Data provided:
========================================================================

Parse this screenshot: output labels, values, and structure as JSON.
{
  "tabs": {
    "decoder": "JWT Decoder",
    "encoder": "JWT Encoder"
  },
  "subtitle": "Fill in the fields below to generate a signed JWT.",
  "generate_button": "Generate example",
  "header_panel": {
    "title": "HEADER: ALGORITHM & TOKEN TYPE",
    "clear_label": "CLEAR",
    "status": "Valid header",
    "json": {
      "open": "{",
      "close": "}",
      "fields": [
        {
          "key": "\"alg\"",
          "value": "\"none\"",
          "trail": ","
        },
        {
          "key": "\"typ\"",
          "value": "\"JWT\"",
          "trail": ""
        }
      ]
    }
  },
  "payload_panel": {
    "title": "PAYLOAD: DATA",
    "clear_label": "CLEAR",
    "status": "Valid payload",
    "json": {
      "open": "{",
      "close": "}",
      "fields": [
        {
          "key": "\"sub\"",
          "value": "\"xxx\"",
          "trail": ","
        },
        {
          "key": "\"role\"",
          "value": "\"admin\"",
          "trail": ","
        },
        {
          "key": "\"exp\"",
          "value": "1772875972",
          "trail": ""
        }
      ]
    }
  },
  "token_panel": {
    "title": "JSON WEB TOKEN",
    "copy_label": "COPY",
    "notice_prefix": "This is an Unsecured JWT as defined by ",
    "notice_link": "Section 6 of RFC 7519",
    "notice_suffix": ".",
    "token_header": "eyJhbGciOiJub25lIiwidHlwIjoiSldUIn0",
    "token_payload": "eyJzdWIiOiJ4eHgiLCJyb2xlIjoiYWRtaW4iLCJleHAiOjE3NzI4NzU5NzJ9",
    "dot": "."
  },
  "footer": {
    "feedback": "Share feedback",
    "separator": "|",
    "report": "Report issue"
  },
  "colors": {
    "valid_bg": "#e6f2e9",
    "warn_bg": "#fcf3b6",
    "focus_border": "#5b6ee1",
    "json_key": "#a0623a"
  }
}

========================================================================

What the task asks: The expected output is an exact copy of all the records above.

Expected answer:
Parse this screenshot: output labels, values, and structure as JSON.
{
  "tabs": {
    "decoder": "JWT Decoder",
    "encoder": "JWT Encoder"
  },
  "subtitle": "Fill in the fields below to generate a signed JWT.",
  "generate_button": "Generate example",
  "header_panel": {
    "title": "HEADER: ALGORITHM & TOKEN TYPE",
    "clear_label": "CLEAR",
    "status": "Valid header",
    "json": {
      "open": "{",
      "close": "}",
      "fields": [
        {
          "key": "\"alg\"",
          "value": "\"none\"",
          "trail": ","
        },
        {
          "key": "\"typ\"",
          "value": "\"JWT\"",
          "trail": ""
        }
      ]
    }
  },
  "payload_panel": {
    "title": "PAYLOAD: DATA",
    "clear_label": "CLEAR",
    "status": "Valid payload",
    "json": {
      "open": "{",
      "close": "}",
      "fields": [
        {
          "key": "\"sub\"",
          "value": "\"xxx\"",
          "trail": ","
        },
        {
          "key": "\"role\"",
          "value": "\"admin\"",
          "trail": ","
        },
        {
          "key": "\"exp\"",
          "value": "1772875972",
          "trail": ""
        }
      ]
    }
  },
  "token_panel": {
    "title": "JSON WEB TOKEN",
    "copy_label": "COPY",
    "notice_prefix": "This is an Unsecured JWT as defined by ",
    "notice_link": "Section 6 of RFC 7519",
    "notice_suffix": ".",
    "token_header": "eyJhbGciOiJub25lIiwidHlwIjoiSldUIn0",
    "token_payload": "eyJzdWIiOiJ4eHgiLCJyb2xlIjoiYWRtaW4iLCJleHAiOjE3NzI4NzU5NzJ9",
    "dot": "."
  },
  "footer": {
    "feedback": "Share feedback",
    "separator": "|",
    "report": "Report issue"
  },
  "colors": {
    "valid_bg": "#e6f2e9",
    "warn_bg": "#fcf3b6",
    "focus_border": "#5b6ee1",
    "json_key": "#a0623a"
  }
}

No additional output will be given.